AVAILABLE RECORDS: Begin

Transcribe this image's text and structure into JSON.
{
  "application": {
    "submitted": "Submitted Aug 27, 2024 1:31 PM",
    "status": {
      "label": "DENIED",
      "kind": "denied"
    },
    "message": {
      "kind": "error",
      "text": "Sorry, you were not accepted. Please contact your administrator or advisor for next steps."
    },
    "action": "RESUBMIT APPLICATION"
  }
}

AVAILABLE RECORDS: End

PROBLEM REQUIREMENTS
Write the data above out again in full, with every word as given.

REPLY TO THE EXERCISE
Transcribe this image's text and structure into JSON.
{
  "application": {
    "submitted": "Submitted Aug 27, 2024 1:31 PM",
    "status": {
      "label": "DENIED",
      "kind": "denied"
    },
    "message": {
      "kind": "error",
      "text": "Sorry, you were not accepted. Please contact your administrator or advisor for next steps."
    },
    "action": "RESUBMIT APPLICATION"
  }
}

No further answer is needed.